→ ASSIGNED TASK: Write out all of the records, keeping each one exactly as written.

→ Website and app data records:
============================================================

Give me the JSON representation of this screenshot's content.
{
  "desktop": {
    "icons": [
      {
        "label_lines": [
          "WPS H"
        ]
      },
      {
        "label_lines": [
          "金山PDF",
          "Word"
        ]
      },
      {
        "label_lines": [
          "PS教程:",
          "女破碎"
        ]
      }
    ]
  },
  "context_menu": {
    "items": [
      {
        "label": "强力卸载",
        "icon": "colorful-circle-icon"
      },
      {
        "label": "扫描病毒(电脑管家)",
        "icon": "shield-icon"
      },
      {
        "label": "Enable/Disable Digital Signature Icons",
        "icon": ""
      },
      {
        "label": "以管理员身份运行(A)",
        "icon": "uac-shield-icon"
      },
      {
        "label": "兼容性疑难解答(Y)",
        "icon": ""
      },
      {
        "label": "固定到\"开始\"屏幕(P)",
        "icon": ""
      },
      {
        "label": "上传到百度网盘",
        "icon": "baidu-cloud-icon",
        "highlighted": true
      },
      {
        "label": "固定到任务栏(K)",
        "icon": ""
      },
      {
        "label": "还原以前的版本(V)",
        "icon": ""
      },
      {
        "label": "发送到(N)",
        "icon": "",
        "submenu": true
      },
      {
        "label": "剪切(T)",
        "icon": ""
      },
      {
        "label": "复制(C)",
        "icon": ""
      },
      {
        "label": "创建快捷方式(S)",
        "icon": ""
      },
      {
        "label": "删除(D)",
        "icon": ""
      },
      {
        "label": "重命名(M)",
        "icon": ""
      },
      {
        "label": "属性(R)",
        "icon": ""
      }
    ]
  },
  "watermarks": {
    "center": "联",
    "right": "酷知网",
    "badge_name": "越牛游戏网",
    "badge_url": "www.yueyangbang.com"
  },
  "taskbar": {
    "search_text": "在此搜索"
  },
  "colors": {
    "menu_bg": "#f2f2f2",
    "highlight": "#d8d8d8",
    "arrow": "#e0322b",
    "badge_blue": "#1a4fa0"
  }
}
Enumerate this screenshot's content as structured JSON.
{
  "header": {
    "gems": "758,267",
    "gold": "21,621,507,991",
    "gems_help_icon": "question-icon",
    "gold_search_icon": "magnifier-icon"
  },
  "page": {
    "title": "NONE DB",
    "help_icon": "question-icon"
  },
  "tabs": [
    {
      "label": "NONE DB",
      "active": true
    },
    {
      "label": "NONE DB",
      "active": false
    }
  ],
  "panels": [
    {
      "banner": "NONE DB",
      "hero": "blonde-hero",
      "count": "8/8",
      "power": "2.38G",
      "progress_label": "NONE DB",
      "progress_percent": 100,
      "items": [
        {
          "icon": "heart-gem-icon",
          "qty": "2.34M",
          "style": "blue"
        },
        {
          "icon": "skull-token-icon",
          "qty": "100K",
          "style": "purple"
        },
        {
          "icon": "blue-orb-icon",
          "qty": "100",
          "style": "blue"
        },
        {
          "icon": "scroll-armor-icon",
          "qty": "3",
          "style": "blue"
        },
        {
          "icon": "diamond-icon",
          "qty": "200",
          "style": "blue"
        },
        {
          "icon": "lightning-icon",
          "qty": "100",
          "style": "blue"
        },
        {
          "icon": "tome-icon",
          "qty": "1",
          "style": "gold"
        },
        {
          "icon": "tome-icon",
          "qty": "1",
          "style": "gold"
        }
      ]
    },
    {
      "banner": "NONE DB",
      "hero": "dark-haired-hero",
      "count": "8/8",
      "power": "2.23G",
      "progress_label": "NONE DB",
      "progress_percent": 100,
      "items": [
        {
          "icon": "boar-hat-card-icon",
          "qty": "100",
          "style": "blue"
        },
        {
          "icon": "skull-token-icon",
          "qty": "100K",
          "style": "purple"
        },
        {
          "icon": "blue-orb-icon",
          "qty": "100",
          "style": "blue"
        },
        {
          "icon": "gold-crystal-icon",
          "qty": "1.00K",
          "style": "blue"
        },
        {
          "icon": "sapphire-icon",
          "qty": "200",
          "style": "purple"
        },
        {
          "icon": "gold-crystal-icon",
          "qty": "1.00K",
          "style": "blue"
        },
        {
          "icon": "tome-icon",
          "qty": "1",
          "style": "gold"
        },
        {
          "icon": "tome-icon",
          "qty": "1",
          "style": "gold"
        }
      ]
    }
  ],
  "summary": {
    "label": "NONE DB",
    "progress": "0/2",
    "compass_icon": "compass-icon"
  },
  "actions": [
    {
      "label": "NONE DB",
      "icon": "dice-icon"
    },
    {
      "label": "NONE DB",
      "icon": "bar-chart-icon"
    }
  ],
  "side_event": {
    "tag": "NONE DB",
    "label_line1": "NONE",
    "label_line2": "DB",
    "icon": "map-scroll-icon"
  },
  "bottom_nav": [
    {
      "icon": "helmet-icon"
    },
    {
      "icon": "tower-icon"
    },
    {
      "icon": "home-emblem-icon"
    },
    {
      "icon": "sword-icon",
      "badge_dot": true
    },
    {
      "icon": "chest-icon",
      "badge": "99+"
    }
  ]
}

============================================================

→ EXPECTED OUTPUT:
Give me the JSON representation of this screenshot's content.
{
  "desktop": {
    "icons": [
      {
        "label_lines": [
          "WPS H"
        ]
      },
      {
        "label_lines": [
          "金山PDF",
          "Word"
        ]
      },
      {
        "label_lines": [
          "PS教程:",
          "女破碎"
        ]
      }
    ]
  },
  "context_menu": {
    "items": [
      {
        "label": "强力卸载",
        "icon": "colorful-circle-icon"
      },
      {
        "label": "扫描病毒(电脑管家)",
        "icon": "shield-icon"
      },
      {
        "label": "Enable/Disable Digital Signature Icons",
        "icon": ""
      },
      {
        "label": "以管理员身份运行(A)",
        "icon": "uac-shield-icon"
      },
      {
        "label": "兼容性疑难解答(Y)",
        "icon": ""
      },
      {
        "label": "固定到\"开始\"屏幕(P)",
        "icon": ""
      },
      {
        "label": "上传到百度网盘",
        "icon": "baidu-cloud-icon",
        "highlighted": true
      },
      {
        "label": "固定到任务栏(K)",
        "icon": ""
      },
      {
        "label": "还原以前的版本(V)",
        "icon": ""
      },
      {
        "label": "发送到(N)",
        "icon": "",
        "submenu": true
      },
      {
        "label": "剪切(T)",
        "icon": ""
      },
      {
        "label": "复制(C)",
        "icon": ""
      },
      {
        "label": "创建快捷方式(S)",
        "icon": ""
      },
      {
        "label": "删除(D)",
        "icon": ""
      },
      {
        "label": "重命名(M)",
        "icon": ""
      },
      {
        "label": "属性(R)",
        "icon": ""
      }
    ]
  },
  "watermarks": {
    "center": "联",
    "right": "酷知网",
    "badge_name": "越牛游戏网",
    "badge_url": "www.yueyangbang.com"
  },
  "taskbar": {
    "search_text": "在此搜索"
  },
  "colors": {
    "menu_bg": "#f2f2f2",
    "highlight": "#d8d8d8",
    "arrow": "#e0322b",
    "badge_blue": "#1a4fa0"
  }
}
Enumerate this screenshot's content as structured JSON.
{
  "header": {
    "gems": "758,267",
    "gold": "21,621,507,991",
    "gems_help_icon": "question-icon",
    "gold_search_icon": "magnifier-icon"
  },
  "page": {
    "title": "NONE DB",
    "help_icon": "question-icon"
  },
  "tabs": [
    {
      "label": "NONE DB",
      "active": true
    },
    {
      "label": "NONE DB",
      "active": false
    }
  ],
  "panels": [
    {
      "banner": "NONE DB",
      "hero": "blonde-hero",
      "count": "8/8",
      "power": "2.38G",
      "progress_label": "NONE DB",
      "progress_percent": 100,
      "items": [
        {
          "icon": "heart-gem-icon",
          "qty": "2.34M",
          "style": "blue"
        },
        {
          "icon": "skull-token-icon",
          "qty": "100K",
          "style": "purple"
        },
        {
          "icon": "blue-orb-icon",
          "qty": "100",
          "style": "blue"
        },
        {
          "icon": "scroll-armor-icon",
          "qty": "3",
          "style": "blue"
        },
        {
          "icon": "diamond-icon",
          "qty": "200",
          "style": "blue"
        },
        {
          "icon": "lightning-icon",
          "qty": "100",
          "style": "blue"
        },
        {
          "icon": "tome-icon",
          "qty": "1",
          "style": "gold"
        },
        {
          "icon": "tome-icon",
          "qty": "1",
          "style": "gold"
        }
      ]
    },
    {
      "banner": "NONE DB",
      "hero": "dark-haired-hero",
      "count": "8/8",
      "power": "2.23G",
      "progress_label": "NONE DB",
      "progress_percent": 100,
      "items": [
        {
          "icon": "boar-hat-card-icon",
          "qty": "100",
          "style": "blue"
        },
        {
          "icon": "skull-token-icon",
          "qty": "100K",
          "style": "purple"
        },
        {
          "icon": "blue-orb-icon",
          "qty": "100",
          "style": "blue"
        },
        {
          "icon": "gold-crystal-icon",
          "qty": "1.00K",
          "style": "blue"
        },
        {
          "icon": "sapphire-icon",
          "qty": "200",
          "style": "purple"
        },
        {
          "icon": "gold-crystal-icon",
          "qty": "1.00K",
          "style": "blue"
        },
        {
          "icon": "tome-icon",
          "qty": "1",
          "style": "gold"
        },
        {
          "icon": "tome-icon",
          "qty": "1",
          "style": "gold"
        }
      ]
    }
  ],
  "summary": {
    "label": "NONE DB",
    "progress": "0/2",
    "compass_icon": "compass-icon"
  },
  "actions": [
    {
      "label": "NONE DB",
      "icon": "dice-icon"
    },
    {
      "label": "NONE DB",
      "icon": "bar-chart-icon"
    }
  ],
  "side_event": {
    "tag": "NONE DB",
    "label_line1": "NONE",
    "label_line2": "DB",
    "icon": "map-scroll-icon"
  },
  "bottom_nav": [
    {
      "icon": "helmet-icon"
    },
    {
      "icon": "tower-icon"
    },
    {
      "icon": "home-emblem-icon"
    },
    {
      "icon": "sword-icon",
      "badge_dot": true
    },
    {
      "icon": "chest-icon",
      "badge": "99+"
    }
  ]
}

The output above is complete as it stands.